For the most part, Hyrule Warriors Legends is exactly what you'd expect from a 3DS port. The visuals are downgraded and the co-op and challenge modes are absent, but otherwise this is a close match in terms of pure gameplay; it's actually surprising how well the core mechanics have been transferred over to Nintendo's handheld despite the yawning technical abyss which exists between it and the Wii U. In that respect, Hyrule Warriors Legends can be considered a success; it faithfully replicates its domestic parent on weaker - but more portable - hardware.

In terms of additional content, the story is less clear. While the new characters and Wind Waker missions are excellent, they're arguably not enticing enough to tempt those who have already played the Wii U original to completion. The fact that the forthcoming DLC is being spread across both systems also means that Wii U owners shouldn't feel entirely left out if they decide against investing in both versions. However, if you're totally new to the game and don't mind rough graphics, then the 3DS edition could be considered your best bet; the Adventure Mode is ideal for portable play and the bonus content makes this feel like a more "complete" package.
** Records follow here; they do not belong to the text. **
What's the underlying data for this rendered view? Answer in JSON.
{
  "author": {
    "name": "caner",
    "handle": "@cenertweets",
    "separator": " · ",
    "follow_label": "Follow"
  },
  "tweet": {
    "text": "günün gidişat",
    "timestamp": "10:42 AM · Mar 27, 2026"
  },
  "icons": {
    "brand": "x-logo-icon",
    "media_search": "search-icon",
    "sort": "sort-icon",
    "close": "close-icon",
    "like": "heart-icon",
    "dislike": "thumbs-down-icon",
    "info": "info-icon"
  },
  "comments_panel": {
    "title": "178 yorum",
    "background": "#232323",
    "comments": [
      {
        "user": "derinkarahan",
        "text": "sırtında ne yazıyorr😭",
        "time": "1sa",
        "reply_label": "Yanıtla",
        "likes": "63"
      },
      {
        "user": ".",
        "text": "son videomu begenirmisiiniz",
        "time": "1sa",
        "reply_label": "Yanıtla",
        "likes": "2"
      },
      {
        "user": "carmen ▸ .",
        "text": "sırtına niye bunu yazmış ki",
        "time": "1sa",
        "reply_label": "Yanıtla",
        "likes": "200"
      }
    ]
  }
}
There are still the issues of repetition to contend with of course, but Hyrule Warriors Legends remains a solid and enjoyable spin-off from one of Nintendo's most beloved franchises.